### WHAT YOU SHOULD DO
What lines below include the word "plumber"? Copy each one.

Dataset rows describing interfaces
********

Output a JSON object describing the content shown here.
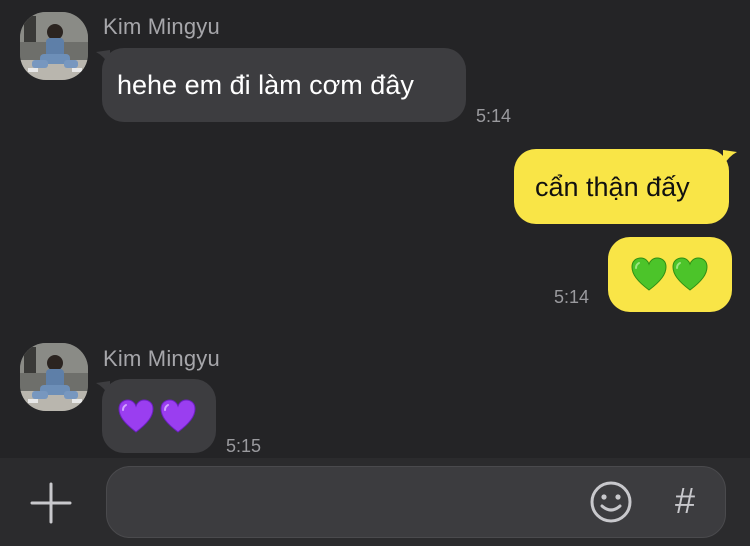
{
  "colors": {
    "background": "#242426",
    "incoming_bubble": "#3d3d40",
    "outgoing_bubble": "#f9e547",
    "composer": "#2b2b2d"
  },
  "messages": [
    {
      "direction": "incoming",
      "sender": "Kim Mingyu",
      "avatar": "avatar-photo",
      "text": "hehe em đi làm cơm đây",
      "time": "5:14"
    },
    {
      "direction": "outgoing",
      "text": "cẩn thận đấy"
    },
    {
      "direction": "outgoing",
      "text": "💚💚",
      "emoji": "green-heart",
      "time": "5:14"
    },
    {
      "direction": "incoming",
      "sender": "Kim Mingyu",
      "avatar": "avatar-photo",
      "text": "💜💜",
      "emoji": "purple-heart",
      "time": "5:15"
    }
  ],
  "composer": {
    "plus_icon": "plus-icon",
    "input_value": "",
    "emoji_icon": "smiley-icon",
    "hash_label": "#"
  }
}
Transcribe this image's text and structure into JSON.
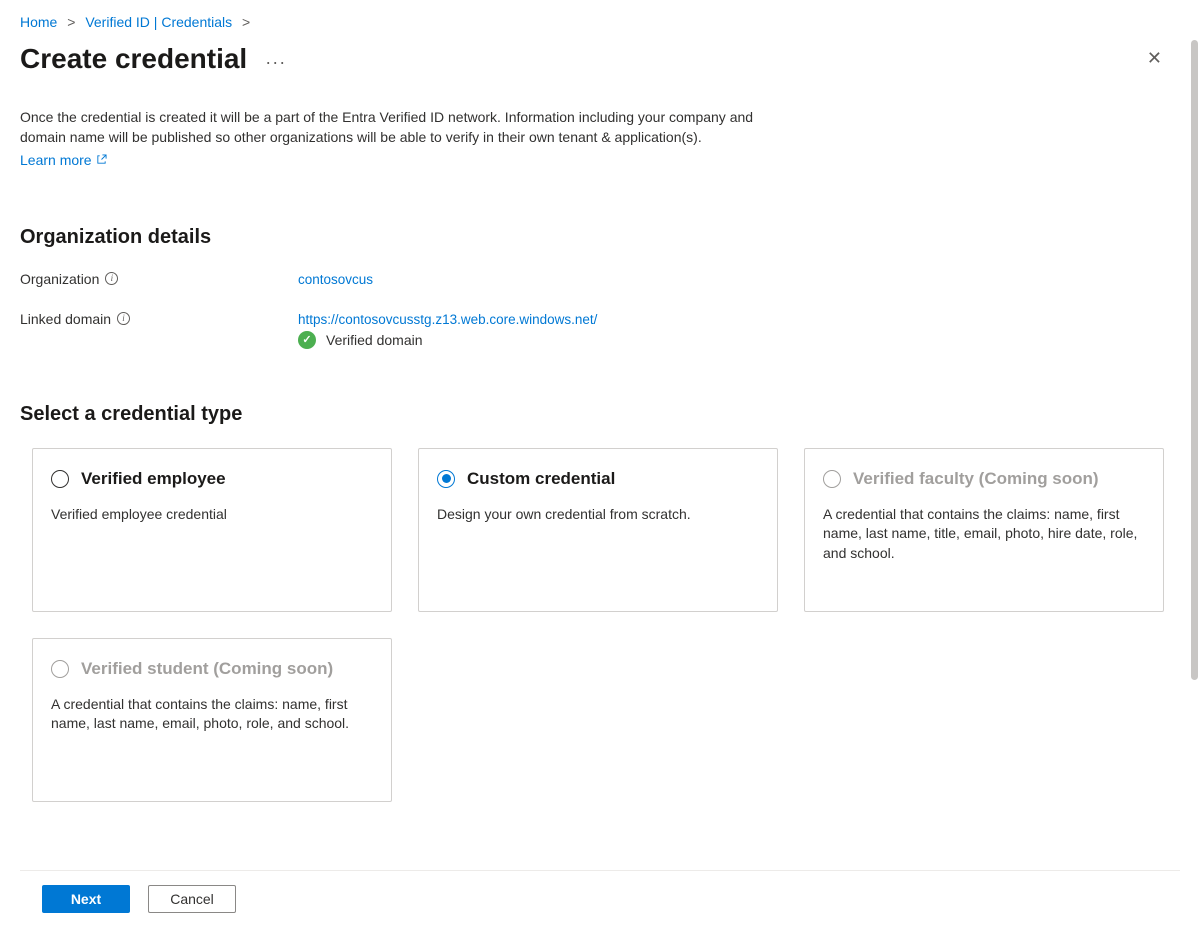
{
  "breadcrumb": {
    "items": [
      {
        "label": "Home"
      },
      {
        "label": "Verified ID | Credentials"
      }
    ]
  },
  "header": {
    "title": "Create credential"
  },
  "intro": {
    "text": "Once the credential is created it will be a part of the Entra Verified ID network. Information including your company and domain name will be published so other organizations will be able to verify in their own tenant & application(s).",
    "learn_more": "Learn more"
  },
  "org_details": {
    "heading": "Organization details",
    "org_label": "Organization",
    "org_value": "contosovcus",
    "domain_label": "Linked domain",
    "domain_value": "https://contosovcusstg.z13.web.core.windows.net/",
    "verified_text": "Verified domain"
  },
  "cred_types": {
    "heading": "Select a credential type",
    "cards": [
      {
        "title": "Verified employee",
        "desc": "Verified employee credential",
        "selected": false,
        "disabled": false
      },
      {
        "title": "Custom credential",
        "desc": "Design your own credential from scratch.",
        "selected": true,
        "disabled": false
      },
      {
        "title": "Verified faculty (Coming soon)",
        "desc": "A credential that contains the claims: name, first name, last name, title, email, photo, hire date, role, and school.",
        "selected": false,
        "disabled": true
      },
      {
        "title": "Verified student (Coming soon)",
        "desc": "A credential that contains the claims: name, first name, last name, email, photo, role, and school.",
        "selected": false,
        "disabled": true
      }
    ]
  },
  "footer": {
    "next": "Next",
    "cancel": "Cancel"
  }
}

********

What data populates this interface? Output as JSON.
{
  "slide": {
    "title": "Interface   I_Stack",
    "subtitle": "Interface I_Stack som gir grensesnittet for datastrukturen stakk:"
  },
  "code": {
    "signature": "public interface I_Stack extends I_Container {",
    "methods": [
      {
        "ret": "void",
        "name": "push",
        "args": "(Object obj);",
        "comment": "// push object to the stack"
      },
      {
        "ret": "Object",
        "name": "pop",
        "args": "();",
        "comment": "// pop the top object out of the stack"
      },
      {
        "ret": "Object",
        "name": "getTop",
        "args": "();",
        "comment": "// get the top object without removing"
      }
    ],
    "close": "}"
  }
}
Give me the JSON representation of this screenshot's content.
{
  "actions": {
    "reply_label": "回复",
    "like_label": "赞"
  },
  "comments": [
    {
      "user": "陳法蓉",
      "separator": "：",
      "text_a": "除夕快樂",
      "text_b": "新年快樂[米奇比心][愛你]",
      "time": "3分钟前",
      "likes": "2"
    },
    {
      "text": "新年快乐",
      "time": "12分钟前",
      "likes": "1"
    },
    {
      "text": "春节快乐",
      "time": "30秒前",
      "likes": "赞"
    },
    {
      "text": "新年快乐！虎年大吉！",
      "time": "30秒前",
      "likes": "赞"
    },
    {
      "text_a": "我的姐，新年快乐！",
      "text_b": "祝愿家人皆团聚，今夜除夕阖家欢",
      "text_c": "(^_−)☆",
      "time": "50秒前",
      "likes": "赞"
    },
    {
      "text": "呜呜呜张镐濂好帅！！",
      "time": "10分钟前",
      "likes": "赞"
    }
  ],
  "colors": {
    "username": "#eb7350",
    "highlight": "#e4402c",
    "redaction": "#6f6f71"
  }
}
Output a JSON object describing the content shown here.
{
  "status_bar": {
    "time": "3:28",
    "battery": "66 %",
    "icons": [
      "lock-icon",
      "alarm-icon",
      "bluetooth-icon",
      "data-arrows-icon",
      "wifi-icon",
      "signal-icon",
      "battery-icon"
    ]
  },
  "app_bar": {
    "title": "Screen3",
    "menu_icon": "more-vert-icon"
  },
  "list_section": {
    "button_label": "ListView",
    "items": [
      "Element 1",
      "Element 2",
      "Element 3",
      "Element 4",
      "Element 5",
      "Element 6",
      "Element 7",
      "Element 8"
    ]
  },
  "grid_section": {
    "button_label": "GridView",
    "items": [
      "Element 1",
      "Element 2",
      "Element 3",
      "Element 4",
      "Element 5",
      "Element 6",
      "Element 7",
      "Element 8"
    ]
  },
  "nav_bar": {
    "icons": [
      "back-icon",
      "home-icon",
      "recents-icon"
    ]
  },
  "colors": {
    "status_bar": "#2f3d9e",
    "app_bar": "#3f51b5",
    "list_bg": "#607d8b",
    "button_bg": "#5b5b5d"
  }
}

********

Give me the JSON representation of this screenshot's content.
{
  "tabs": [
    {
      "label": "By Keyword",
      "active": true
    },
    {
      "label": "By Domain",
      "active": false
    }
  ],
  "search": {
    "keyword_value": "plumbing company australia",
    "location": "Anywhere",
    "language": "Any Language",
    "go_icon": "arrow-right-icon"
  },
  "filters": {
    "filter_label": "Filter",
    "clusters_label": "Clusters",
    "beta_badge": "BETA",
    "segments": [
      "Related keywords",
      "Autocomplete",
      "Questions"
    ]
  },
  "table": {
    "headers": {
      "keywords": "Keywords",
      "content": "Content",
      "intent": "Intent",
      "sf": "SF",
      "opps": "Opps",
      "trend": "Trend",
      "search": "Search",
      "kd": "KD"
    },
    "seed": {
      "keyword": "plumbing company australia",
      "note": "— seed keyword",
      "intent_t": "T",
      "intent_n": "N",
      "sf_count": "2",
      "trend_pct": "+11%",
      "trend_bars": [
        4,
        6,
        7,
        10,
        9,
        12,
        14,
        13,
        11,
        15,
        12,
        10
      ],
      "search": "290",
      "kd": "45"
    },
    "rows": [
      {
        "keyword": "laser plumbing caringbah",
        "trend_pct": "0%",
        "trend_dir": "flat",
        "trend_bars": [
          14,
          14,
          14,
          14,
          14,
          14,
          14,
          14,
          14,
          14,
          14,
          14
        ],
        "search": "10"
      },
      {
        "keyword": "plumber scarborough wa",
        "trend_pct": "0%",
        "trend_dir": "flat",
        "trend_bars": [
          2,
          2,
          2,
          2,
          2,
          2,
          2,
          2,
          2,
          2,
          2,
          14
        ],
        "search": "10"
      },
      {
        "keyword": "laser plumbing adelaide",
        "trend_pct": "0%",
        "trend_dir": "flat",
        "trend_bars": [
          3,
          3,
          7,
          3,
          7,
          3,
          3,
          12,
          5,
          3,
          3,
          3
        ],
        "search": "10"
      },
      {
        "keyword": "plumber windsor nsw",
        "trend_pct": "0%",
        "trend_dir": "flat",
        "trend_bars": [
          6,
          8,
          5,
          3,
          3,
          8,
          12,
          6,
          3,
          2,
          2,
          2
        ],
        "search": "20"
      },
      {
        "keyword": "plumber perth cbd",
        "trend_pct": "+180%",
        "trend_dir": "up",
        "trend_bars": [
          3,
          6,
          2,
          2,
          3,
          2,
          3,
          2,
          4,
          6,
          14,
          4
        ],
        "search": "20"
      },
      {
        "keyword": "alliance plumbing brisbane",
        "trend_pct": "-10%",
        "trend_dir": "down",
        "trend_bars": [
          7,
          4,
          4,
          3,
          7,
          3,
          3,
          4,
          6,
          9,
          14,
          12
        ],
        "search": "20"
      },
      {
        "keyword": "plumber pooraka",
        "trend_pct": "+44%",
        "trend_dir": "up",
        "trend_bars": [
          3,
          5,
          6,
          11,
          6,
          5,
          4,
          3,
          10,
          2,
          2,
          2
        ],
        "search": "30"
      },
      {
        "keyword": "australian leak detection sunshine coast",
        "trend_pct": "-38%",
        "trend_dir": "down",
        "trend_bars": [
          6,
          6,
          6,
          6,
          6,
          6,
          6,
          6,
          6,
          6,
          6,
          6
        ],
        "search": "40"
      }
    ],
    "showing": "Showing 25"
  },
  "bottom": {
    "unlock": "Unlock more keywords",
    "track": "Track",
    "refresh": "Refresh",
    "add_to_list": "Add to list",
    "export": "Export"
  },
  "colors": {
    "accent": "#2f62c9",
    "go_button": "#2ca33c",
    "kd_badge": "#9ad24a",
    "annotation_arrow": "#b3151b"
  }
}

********

### REPLY TO THE TASK
        "keyword": "plumber scarborough wa",
        "keyword": "plumber windsor nsw",
        "keyword": "plumber perth cbd",
        "keyword": "plumber pooraka",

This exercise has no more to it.